In an attempt to prevent a reduction in the volume of foreign investment in the country’s economy, and to maintain its positive international image, the authorities of Kazakhstan are being forced to make individual concessions in the cases of political prisoners.
- Arbitrary detention
- Mass detention
- Freedom of speech
- Civil liberties
- Freedom of assembly
- Freedom of association
- Freedom of religion
- Rule of law
- Hate speech and hate crime
- Legal assistance
- Prisoners' rights
- Political prisoners
- Political refugees
- Internally displaced people
- Expulsions and entry bans
- Fair trial
- Political persecution
- Death penalty
- Punitive psychiatry
- Schengen Information System
- COVID-19 pandemic
- Rights of soldiers and veterans
- Humanitarian aid
- International law
- Magnitsky Act
- Attacks on activists
- Selective justice
- Judiciary independence
- Persecution of lawyers
- Polish-Ukrainian relations
- Law enforcement and security services
- Enforced disappearances
- War crimes
Thus far, more than 38 cases of politically motivated criminal prosecution have been registered in Kazakhstan. Of these, 24 political prisoners are being held in prisons and detention facilities, or even (in two cases) in mental hospitals.
In a recent interview conducted by Domenico Letizia for Cronache di Napoli, an Italian newspaper, Anna Koj, head of the Open Dialog’s EU Office, spoke about the Foundation’s work in promoting democracy and the rule of law in the post-Soviet states.
In his latest piece for L’Opinione, Italian on-line magazine on civil freedoms and rights, Domenico Letizia calls Kazakhstan the state of “injustice” and analyses the problem of the continuous use of various repressive methods.

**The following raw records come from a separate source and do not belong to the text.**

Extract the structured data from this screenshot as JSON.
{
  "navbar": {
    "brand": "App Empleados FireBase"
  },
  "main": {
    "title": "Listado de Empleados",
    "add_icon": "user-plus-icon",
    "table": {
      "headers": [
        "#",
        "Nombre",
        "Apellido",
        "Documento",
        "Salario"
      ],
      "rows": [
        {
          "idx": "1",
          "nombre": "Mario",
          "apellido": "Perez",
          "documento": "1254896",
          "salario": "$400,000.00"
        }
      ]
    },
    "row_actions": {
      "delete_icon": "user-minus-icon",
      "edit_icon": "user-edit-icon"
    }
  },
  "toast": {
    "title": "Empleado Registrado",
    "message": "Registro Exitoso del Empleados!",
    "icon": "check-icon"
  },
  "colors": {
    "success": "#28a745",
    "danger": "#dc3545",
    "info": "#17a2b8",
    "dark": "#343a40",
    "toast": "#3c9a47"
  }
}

In the end of June 2015, the Open Dialogue Foundation published a report ’Harassment of civil society in Kazakhstan’. The Foundation’s analyst, Katerina Savchenko, provided answers to some clarifying questions in an interview with a journalist of the Radio Azattyq, Kazis Toguzbayev.
The Open Dialogue Foundation (ODF) is a non-governmental, non-partisan organization established in Poland, in 2009. The statutory objectives of the Foundation include promotion, support and protection of human rights, democracy and rule of law in the post-Soviet area.
The Italian Foreign Ministry replied to a senator’s interpellation. In December 2014, Senator Luigi Compagna addressed a written inquiry to Italy’s government concerning political prisoners in Kazakhstan, and the situation of Zinaida Mukhortova in particular.
Zinaida Mukhortova’s counsel, Amangeldy Shormanbayev informed the Foundation about the release of the activist from the mental hospital. According to the personnel of the facility, Mukhortova does not require further treatment.
Italian Senator Luigi Compagna filed a written inquiry with the Italian government, regarding political prisoners in Kazakhstan, in particular, the situation of Zinaida Mukhortova.
Member of the European Parliament, Agnieszka Kozłowska-Rajewicz, filed a written inquiry with the European Commission regarding the Ukrainian activists, abducted from the territory of Crimea: Oleg Sentsov, Gennadiy Afanasyev, Aleksey Chirniy and Alexander Kolchenko.
The chair of OSCE Parliamentary Assembly’s human rights committee, Isabel Santos (MP, Portugal), spoke on 4 December via telephone with Kazakhstani labor activist Roza Tuletayeva, who was released from prison on 19 November.
Since Kazakhstan’s last Universal Periodic Review, the situation regarding human rights has deteriorated. Kazakhstan’s government has failed to implement many of the reform commitments to which it agreed.
Zinaida Mukhortova has been involved in the defence of human rights in Kazakhstan for years. For her activities, the authorities have sent her, for the fourth time, for compulsory psychiatric treatment, even though, in the opinion of independent experts, she is fine.
Human rights activist and lawyer from Balkhash (Karagandy Province), Zinaida Mukhortova, who was forcibly admitted to a psychiatric hospital is no longer administered suspicious injections – reports her sister, Natalya Abent.
On 24 July 2014 the Kazakhstani human right advocate Zinaida Mukhortova was transferred to an ICU. The woman was administered an injection of an unknown substance, after which her condition rapidly deteriorated.